Top Tips for Presenting Data

If you wish to build credibility, set yourself apart from the competition and help your team to understand a singular point in order to move into a discussion about insights, your data needs to be presented as efficiently as possible.

Unfortunately, too many data presentations end up failing miserably because the discussion never moves past data. While this may work in technical meetings, strategic considerations require discussions about strategy, not data. It may be tempting to share your efforts and techniques for gathering and organising data, but this won’t ensure that your data is clearly presented. In fact, it could end up hurting both your career and the attention of your audience.

Addressing simple errors and adhering to a few rules of thumb can ensure that any data presentation is an engaging and informative one.

No Room For Sloppiness

Believe it or not, the neatness of your data presentation can be directly related to how you and your presentation are perceived. You can have all of your ducks in a row as far as data is concerned, but a less-than-professional graph or chart can really take away from your presentation. It can also take away from your company’s brand.

Neatness is important because those you will be presenting to will know a fraction that you do about the data. Therefore, the neatness of your data may be their first and final impression. It can often take little more than 30 seconds to improve your charts and graphs.

Simplify and Focus

Checking your presentation for any subtle errors before you present your findings can go a long way to keeping your audience focused. Instead of concentrating on the small bits of data that lead to a result, consider the end value that all that small data will deliver to a business.  Focusing on small items will mean an awful lot of information for audience members to wade through, most of it unnecessary.

The key to fixing this issue is to focus on a single primary aspect of the data, while drastically reducing the focus on smaller elements. As well, punching up the presentation with colours to separate different elements can help further to illustrate information that may seem abstract to the uninitiated.

Don’t Make Others Do The Math

Leadership teams don’t have time to calculate the figures for each row of data in your presentation and compare them to discover the difference between one set of data and another. The easiest way to avoid this is to optimise your presentation for your leadership team. First, do the math for them, and then really think about how to present your data most effectively to the team. This can be done by deciding what the key point of your data is and then presenting it clearly.

This will allow your audience to realise the insight of your presentation very quickly, as there will be less data and clutter to deal with.
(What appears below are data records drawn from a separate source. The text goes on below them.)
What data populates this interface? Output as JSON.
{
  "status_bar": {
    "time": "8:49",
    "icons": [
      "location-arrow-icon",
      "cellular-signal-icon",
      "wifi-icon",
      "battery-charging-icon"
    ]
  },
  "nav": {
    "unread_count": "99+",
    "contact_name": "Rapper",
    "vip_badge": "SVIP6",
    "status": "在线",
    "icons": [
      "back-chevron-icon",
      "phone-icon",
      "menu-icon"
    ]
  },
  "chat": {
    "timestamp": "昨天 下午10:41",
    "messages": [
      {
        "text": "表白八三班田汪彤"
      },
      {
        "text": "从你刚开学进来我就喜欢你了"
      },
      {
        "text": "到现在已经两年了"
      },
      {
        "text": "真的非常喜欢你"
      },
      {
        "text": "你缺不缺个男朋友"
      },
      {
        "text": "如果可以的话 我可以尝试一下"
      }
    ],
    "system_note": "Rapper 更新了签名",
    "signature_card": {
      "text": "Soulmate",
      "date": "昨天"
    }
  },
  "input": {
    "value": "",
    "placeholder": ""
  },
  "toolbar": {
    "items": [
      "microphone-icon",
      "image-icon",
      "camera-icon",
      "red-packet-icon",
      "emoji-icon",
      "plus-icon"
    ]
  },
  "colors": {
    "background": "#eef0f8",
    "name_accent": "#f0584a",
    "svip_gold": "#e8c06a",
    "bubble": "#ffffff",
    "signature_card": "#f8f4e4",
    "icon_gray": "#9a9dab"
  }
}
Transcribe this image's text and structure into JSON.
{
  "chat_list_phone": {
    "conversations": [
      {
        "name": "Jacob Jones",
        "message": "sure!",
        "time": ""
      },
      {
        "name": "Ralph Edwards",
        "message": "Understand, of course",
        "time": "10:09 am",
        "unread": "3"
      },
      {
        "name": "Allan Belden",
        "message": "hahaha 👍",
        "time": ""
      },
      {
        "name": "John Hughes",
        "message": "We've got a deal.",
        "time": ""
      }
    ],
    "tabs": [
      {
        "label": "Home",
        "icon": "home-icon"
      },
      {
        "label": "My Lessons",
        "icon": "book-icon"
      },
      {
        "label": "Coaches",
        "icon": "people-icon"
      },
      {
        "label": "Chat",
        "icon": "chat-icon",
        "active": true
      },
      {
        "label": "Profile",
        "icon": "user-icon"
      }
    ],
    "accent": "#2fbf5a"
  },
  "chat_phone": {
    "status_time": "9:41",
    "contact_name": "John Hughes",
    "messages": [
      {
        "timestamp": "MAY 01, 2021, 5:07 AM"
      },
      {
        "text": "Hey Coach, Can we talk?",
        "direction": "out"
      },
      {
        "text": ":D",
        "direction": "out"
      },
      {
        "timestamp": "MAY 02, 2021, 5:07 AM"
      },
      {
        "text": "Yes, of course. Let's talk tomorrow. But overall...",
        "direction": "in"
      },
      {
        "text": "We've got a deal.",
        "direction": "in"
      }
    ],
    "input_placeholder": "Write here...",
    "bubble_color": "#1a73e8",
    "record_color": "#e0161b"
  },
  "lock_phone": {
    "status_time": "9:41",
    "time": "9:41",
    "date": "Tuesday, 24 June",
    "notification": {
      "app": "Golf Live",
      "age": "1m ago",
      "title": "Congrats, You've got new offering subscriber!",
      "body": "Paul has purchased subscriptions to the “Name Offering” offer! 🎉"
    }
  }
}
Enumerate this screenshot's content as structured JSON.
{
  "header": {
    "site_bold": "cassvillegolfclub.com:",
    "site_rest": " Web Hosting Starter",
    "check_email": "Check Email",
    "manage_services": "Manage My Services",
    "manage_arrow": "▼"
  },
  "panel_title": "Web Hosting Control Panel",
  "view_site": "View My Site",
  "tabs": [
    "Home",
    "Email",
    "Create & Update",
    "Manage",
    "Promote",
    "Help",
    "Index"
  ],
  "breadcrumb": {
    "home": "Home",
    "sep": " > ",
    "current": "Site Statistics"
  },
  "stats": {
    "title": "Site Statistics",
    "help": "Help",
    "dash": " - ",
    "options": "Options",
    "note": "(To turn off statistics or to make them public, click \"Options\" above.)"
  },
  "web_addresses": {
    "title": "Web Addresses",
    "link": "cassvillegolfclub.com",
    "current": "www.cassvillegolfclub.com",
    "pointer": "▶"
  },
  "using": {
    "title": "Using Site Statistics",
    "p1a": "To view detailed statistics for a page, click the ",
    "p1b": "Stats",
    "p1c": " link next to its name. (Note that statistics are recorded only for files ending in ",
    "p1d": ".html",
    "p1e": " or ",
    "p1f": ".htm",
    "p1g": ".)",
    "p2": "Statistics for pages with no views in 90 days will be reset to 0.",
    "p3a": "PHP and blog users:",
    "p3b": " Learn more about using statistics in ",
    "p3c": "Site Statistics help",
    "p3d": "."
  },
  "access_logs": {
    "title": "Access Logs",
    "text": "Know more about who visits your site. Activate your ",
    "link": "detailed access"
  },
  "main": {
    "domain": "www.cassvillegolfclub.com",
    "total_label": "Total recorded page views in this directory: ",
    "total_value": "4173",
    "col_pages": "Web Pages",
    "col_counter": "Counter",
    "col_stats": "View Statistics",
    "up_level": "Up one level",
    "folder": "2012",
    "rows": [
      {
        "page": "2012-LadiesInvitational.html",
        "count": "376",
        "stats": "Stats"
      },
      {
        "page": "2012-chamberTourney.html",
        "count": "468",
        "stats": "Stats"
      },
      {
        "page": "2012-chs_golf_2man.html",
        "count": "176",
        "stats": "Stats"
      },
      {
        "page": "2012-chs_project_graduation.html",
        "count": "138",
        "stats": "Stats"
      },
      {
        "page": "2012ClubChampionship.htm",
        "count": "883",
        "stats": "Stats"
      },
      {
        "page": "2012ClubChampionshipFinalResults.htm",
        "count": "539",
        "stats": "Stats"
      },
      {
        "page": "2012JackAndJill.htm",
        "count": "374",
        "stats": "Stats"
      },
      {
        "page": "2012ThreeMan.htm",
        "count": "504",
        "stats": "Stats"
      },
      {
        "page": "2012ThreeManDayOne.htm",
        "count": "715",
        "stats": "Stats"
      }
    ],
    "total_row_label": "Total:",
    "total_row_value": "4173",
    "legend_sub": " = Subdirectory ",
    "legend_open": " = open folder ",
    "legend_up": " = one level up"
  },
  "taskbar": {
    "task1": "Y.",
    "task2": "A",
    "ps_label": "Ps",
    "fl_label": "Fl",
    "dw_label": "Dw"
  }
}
Not only that, but cleaning things up will take the discussion past the data and into the performance of a product or service.

Distractions Aren’t Needed

You may think that surrounding data with arrows, descriptions and boxes is the key to an effective presentation. However, it’s important to remember that the real star of the show is the data itself. As such, the data should take centre stage. Simplifying the title of your presentation, using literal terms to describe the sections of graphs or charts and eliminating unnecessary elements like images can place the focus where it belongs; on the data itself.

What Style Of Data Representation Fits Best?

When choosing the best way to present your data, consider that not all styles will result in easier interpretation by your audience. A line graph may communicate information clearly for one set of data, but not for another. Choosing the right style for your presentation will involve really looking at it to decide whether or not you like it, and whether or not it’s the best way to communicate the information you are presenting.

If you have always presented your data in a certain way, consider whether or not it’s time to change your preferences. Also, think about your audience, as well as the point you are trying to make.

Consolidation and Honesty Are The Best Policies

One of the best lessons is to try and not be tempted to spread data over more than one slide or page. This will only confuse your audience, who will likely not be able to keep track of the flow of information from one slide to another.

Another important point is to be honest. While you might want your audience to believe that one problem is the same size as another or that an issue is worse than it appears, it’s important to showcase data as objectively as possible, using items like colour to illustrate the urgency of one issue over another.

Take Out The Text

This goes hand in hand with simplification. You may feel as though using numbers only will bore your audience. However, the truth is that using too much text can do the same. Not only that, but text that inaccurately describes data can confuse your audience even further. Often, it is easy to become lost in text. But this process can be stopped in its tracks by asking yourself what you would think if you were an audience member. Would you be able to grasp the text and data and how one relates to the other? If not, it only takes a couple of minutes to correct a presentation by removing unnecessary text.

Another consideration is using more than one type of descriptor to illustrate a single chunk of data. One example is using both dollars and percentages when only dollars are really needed. Simplifying data by removing text and excessive descriptors can do wonders for simplifying a presentation.

The work you put into collecting, reporting and analysing your data deserves an end product that optimises that data and allows for strategic discussion to take place.